Why we should (not) insist on government transparency?

Hello, we live in the 21st century! I can track my FedEx package in a second. Pay my bills online. I can tweet about my washroom dumps and the whole world will share the experience with me instantaneously. Hell, I could also post my sh** on youtube and update my facebook account from my iphone. I can connect to people from all over the world in a blink of an eye. But I cannot find out where and how my tax money is being spent. I would like to be able to track every single cent of my government’s budget. I would like to be able to see and analyze data on the salaries being paid to public servants and the amounts given by the government to various contractors. I would like to have access to information on goods and services used by ministries. Everything: from reimbursed Tim Horton’s coffee up to the exact cost of the 2009 automobile industry bailout. As an honest taxpayer I expect certain service for my work. Most Canadians go to work every day for almost half of the year just to pay taxes. We give almost half of our work hours to the government for certain services. I would like to be able to overview the use of our hard earned money.

In the age of information technologies it is realistic to expect that full government transparency is possible. There is technology. There are people capable of building such a system. But there is no motivation at the highest level. Suddenly all the sloppiness, laziness, misspending would be clearly visible.

Let’s say hypothetically that there is or there will be, funding and motivation to create a system that would make all layers of government transparent. What would be the cost? If Province of Ontario (mis)spent over a billion dollars on eHealth contracts, imagine how much would something that is of similar, or possibly higher complexity, cost. I don’t even dare to think of the cost, and even less of the results. Just take a look at how much was spent on salaries only in eHealth: Almost two hundred people were paid over $100K a year, and no visible results were produced. I keep asking myself ‘What did these 200 people do besides filling out their reimbursement forms?’.

Such a system would be a good excuse to hire more workers. After all, who is going to type in all the data? Please correct me if I am wrong by saying that the data is already being typed in and processed by numerous accountants. How hard would it be to auto-convert the text and numbers to a different form?

A Government Transparency Project would be good for economy. The project would create thousands of contracting jobs: the fattest one going to the Men and the slimmest one going to some geeks in India who would be given a week to patch a demo.

If this project would ever be completed, we could comfortably sit in our warm homes – and analyze in detail how (and where) our tax money flows. And then what?

2 Replies to “Why we should (not) insist on government transparency?”

  1. You seem to want to run a web site that lets people post what ever they want true or not. I am wondering how you want to pay for this in cash or would you lie someone to find out the owner of this web site and you an deal with them in a manner that probably won’t be comfortable for you. Its garbage sites like yours that give the web a bad name. If I were you I would shut it down before someone introduces you to the privacy laws of Canada, you realy should monitor your site better. It could cost you your life savings did you not consult a lawyer before you put up this web site and what yor responsibilities were.
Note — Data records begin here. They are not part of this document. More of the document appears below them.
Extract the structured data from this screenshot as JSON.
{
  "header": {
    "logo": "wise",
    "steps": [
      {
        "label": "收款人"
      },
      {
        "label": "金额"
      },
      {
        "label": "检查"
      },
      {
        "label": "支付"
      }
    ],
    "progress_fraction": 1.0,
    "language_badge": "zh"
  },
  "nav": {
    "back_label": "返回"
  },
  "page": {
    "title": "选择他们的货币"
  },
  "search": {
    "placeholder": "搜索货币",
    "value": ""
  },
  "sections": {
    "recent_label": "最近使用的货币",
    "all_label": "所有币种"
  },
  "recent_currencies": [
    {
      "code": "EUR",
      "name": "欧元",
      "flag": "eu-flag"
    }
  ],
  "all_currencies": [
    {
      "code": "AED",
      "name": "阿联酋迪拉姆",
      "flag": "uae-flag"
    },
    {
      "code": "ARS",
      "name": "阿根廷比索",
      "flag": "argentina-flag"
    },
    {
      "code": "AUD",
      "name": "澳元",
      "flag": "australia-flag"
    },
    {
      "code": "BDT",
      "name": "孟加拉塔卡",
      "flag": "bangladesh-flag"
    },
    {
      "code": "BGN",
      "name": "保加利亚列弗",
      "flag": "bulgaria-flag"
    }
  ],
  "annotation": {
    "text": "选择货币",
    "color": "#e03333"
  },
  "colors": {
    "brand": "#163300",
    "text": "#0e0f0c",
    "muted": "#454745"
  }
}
  2. Hello,

    I just found out that the person who works in the same office as me (my boss) makes over $100,000 per year. I seriously thought that he was making around $36k,000 to maximum of $48,000 (maybe because I come from a poor family and didn’t know about public salaries). I thought that $36k a year is well off (my family income is $15k per year).

    And I am allowed to make maximum of $1,960 (work-study program at University of Toronto allow you to work maximum of 180 hours during school hours (maximum of 12 hours per week) at $10.25 per hour).

    Poor families want their children to become doctors because they think doctors are the only ones (aside from financial and business bosses) getting good salary. The children then see and hear how hard it is to become a doctor (due to limited spaces and selection criteria, partly due to intentional disinformation, and partly due to lack of motivation because the environment they live in shaped their behaviour and ways of thinking). They give up education and persuit of university and master or doctoral degrees and therefore limiting their career options.

    This cycles continues because there is an intentional way of blocking people from asking others “how much do you make” in the more capitalist societies. One of the things they teach new immigrants in english learning classes is “it is rude to ask someone how much they make”. Culture of inequality.

    Thanks,
    Unknown (Someone from another part of the world who live in Canada now because the Canadian government and their friends continue to back up and support corrupt and evil governments in other places. They hide their crimes by not saying anything and intentional sensoring).

Comments are closed.